I am stuck in Fallujah and hope to get out later today. In the meantime, I have been reading a book called “Wikinomics” about the changes that online collaboration and web 2.0. will create in society. (Wiki, BTW, is from the Hawaiian word for quick and a wiki is a form of organization and technology that allows users to create, edit and link information in non-hierarchical collaboration.) This knowledge will be useful in my next job but it is of less here – for now. Internet connectivity in Anbar is poor, but it is growing rapidly. We have made some grants to help with Internet hot spots and online newsletters (also available in paper). I think this will come much faster than we expect and I think Internet will be an important medium in W. Al Anbar before I pack up and go home.
Already many of our good contacts have email, although most do not check it often enough to make it reliable.
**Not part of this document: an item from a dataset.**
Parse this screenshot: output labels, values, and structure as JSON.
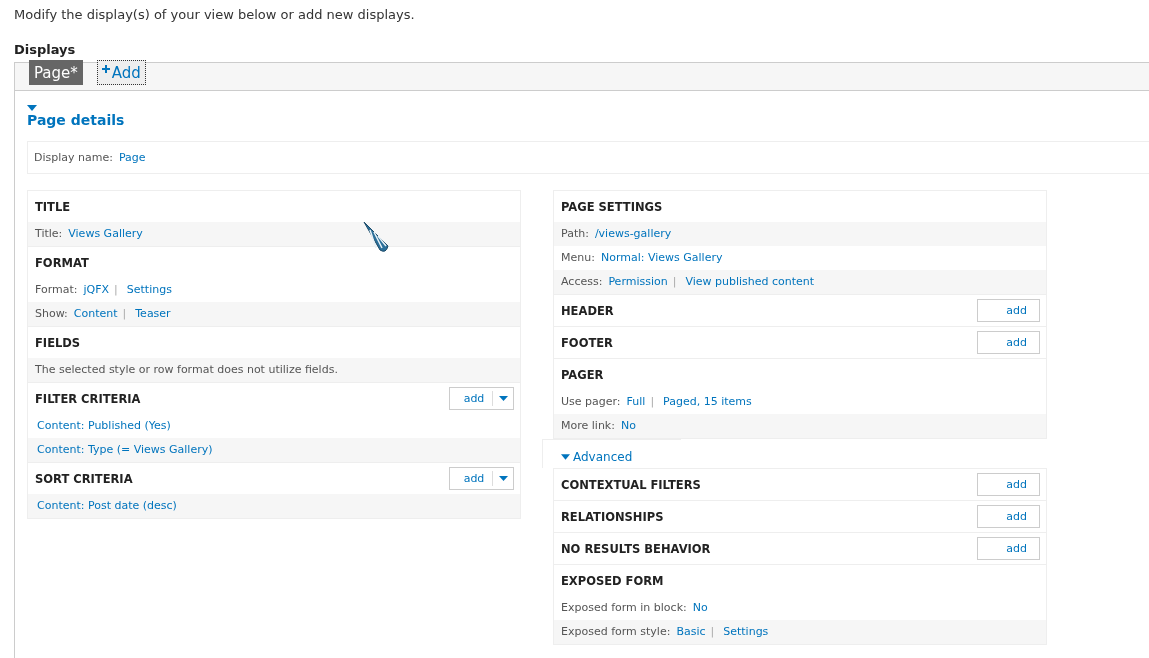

During the Saddam time there was essentially no Internet out here and the insurgency slowed its early growth, but these kinds of things grow exponentially.
Internet makes great sense in a large and sparsely populated place like Anbar. It can be a way to communicate and a means for governments to better serve constituents. But it will remain an elite form of communication for some years to come. Our biggest challenge is not the technology, but the levels of literacy. Iraq used to be one of the most literate Arab counties, but Iraqis fell behind during the Saddam times. The literacy rate in Iraq is only around 74% and it is lower in a rural place like Anbar. We have some adult literacy programs, but this is a problem long in the making that will require solutions that may take a long time to be effective.
The most modern technology can hit the wall of an ancient problem. Literacy is one of the first technologies. It allows the transmission of information over time and distance. It is so ubiquitous that we take it for granted. Literature is a type of slow motion wiki (if that is not too much of an oxymoron). The Sumerians invented writing nearby about 5000 years ago. Pity it didn’t catch on better locally.